- _Required work_: The word "Request" turns up on some lines of this data; say how many, and give no other text.
************
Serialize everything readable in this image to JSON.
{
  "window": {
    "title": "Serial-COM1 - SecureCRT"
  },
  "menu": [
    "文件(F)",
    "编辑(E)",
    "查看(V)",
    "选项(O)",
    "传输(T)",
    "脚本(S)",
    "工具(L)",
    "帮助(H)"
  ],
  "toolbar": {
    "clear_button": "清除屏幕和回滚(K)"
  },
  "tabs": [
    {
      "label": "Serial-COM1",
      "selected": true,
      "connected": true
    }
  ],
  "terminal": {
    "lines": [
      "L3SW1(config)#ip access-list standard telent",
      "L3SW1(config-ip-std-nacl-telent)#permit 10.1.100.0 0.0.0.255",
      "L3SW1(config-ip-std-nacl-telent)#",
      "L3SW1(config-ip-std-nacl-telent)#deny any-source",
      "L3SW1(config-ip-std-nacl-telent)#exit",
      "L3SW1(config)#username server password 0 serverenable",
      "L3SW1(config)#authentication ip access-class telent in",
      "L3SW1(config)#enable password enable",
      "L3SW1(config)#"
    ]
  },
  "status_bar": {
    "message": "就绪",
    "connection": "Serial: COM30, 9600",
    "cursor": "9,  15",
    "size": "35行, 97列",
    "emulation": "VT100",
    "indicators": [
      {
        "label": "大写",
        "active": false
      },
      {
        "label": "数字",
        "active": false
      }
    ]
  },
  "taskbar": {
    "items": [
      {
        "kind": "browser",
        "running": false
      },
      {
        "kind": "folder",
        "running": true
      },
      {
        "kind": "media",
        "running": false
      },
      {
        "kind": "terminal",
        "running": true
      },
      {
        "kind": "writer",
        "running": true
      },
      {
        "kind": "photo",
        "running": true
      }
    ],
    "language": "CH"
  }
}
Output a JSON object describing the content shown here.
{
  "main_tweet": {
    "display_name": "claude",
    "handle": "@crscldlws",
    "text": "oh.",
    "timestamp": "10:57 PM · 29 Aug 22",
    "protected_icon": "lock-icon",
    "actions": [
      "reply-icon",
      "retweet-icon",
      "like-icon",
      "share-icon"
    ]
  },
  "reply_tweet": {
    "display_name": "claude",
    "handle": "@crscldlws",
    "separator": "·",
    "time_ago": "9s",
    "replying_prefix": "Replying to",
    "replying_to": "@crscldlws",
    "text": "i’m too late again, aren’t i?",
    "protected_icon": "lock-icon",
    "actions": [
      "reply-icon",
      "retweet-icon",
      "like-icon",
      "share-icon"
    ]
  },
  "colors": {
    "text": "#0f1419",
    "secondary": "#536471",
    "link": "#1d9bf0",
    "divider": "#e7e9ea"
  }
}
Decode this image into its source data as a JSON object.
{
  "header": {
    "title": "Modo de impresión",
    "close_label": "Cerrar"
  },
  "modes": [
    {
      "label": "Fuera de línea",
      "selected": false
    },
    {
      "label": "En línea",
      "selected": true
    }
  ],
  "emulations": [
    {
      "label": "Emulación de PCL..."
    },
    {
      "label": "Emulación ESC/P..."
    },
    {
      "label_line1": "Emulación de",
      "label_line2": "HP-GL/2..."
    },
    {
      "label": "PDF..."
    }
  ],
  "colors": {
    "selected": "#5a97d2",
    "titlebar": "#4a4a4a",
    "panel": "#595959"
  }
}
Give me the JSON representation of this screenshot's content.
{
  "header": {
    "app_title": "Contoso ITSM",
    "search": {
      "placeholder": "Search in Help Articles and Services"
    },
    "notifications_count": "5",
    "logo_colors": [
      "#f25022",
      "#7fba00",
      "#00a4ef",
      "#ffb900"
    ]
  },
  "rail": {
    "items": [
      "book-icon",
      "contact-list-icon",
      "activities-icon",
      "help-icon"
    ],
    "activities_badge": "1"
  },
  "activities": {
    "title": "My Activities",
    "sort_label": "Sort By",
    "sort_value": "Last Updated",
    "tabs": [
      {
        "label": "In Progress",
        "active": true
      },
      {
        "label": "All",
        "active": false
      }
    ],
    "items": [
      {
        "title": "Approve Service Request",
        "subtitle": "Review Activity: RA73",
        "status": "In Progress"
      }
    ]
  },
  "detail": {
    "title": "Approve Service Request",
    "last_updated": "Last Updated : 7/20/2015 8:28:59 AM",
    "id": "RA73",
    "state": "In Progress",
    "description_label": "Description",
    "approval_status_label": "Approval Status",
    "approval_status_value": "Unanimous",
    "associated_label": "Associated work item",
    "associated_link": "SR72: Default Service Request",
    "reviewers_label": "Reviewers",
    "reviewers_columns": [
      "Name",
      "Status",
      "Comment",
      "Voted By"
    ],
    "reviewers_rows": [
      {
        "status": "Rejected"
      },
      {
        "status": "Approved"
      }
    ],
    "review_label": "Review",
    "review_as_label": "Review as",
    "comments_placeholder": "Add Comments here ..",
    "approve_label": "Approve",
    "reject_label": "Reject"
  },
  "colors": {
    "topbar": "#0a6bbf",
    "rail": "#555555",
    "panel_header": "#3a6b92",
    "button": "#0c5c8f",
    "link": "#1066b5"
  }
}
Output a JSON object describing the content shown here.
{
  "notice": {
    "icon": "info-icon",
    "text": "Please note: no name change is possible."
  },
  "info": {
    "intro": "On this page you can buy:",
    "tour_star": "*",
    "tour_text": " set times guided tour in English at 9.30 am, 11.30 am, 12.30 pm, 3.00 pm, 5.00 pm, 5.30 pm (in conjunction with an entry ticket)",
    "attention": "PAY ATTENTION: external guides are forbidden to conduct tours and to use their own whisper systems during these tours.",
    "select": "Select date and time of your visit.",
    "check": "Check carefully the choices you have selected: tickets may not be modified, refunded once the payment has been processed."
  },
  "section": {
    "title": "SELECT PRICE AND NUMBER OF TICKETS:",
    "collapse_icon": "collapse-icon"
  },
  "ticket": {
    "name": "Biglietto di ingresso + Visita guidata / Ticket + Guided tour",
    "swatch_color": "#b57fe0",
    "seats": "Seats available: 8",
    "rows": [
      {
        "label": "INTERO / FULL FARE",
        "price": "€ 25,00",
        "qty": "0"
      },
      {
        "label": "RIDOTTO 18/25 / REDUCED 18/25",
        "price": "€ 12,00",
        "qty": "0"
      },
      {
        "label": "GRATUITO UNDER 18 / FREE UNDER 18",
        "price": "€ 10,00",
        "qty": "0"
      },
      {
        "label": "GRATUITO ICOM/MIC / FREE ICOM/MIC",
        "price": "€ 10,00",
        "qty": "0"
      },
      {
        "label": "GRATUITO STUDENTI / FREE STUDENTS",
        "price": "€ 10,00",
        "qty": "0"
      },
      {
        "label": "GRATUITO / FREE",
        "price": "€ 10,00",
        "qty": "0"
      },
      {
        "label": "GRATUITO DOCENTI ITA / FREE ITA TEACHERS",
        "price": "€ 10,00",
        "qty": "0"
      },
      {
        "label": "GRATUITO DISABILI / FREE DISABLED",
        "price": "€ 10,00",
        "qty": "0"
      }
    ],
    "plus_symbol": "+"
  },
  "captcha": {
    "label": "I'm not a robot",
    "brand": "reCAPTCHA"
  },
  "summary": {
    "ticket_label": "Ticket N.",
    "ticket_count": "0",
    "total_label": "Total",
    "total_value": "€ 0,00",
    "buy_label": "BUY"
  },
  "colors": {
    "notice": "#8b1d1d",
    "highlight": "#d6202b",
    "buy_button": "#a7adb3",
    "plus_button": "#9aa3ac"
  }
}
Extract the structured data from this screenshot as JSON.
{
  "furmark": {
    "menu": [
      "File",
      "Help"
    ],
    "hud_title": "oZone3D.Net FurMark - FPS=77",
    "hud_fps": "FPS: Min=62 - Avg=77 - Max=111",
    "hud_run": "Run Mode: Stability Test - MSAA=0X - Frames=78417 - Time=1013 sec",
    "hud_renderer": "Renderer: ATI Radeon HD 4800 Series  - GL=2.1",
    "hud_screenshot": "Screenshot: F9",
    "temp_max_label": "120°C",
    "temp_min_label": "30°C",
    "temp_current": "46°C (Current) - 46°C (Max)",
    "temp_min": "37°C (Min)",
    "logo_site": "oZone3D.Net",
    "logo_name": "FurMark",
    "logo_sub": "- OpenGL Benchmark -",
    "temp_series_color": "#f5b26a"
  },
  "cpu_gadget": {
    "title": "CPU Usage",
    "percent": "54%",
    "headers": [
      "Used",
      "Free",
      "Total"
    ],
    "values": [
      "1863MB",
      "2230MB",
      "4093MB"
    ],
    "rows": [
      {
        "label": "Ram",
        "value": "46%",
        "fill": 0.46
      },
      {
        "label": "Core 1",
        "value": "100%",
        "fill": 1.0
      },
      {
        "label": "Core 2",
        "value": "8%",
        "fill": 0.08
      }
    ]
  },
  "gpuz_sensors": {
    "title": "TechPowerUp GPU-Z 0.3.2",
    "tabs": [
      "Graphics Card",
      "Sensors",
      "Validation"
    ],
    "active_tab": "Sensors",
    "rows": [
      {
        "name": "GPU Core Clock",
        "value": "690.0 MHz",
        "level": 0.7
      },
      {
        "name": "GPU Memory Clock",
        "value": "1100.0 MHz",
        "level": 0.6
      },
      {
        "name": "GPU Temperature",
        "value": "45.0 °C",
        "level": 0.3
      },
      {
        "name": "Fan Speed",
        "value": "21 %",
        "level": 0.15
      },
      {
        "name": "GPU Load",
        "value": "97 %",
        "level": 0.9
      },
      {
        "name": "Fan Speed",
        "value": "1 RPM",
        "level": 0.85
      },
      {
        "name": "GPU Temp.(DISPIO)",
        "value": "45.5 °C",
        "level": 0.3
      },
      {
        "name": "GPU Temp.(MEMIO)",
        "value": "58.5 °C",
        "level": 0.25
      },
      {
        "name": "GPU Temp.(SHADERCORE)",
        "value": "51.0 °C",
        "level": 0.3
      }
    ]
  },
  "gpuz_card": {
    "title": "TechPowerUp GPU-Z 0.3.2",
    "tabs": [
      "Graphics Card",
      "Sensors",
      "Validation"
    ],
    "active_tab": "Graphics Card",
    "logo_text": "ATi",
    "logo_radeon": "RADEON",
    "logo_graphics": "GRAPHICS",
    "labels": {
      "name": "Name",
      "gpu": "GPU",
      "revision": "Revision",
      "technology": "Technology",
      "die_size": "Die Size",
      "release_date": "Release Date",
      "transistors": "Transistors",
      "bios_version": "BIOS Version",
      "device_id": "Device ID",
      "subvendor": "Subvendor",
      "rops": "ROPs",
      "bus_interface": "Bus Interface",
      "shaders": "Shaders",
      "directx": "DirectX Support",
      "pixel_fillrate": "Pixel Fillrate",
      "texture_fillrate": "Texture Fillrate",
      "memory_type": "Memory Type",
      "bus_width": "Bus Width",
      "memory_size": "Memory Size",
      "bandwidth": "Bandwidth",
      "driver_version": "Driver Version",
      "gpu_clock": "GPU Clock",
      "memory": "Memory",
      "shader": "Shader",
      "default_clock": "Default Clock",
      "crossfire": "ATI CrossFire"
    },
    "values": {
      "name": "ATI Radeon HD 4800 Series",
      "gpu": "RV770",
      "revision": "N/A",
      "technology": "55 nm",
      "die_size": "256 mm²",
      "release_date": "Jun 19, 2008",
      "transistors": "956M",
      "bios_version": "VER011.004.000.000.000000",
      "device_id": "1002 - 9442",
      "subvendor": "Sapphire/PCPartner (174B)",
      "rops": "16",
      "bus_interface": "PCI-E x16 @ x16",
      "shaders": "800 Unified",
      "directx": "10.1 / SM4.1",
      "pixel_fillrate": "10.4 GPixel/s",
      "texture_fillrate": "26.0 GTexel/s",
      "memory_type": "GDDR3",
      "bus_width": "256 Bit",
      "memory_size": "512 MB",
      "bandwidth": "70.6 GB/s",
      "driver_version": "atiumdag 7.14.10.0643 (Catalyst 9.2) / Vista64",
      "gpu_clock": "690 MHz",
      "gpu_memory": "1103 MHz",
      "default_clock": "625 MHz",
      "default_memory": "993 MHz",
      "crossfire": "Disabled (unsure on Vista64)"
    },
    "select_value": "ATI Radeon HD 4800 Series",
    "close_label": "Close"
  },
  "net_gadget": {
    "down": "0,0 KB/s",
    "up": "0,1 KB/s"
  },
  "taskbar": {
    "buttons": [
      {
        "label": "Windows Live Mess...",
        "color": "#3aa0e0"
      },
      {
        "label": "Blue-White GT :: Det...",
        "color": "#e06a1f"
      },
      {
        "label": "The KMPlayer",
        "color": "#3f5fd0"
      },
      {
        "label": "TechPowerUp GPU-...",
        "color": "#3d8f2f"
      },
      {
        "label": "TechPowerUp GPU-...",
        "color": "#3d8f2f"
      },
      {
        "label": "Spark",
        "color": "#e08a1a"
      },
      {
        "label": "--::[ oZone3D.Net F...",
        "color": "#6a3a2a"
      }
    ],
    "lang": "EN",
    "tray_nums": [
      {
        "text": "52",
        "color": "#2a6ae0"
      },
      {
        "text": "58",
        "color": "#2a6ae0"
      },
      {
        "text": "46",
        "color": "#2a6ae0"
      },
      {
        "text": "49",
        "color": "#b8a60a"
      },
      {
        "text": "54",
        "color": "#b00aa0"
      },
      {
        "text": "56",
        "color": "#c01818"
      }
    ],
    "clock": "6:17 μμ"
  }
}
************
- _Your solution_: 3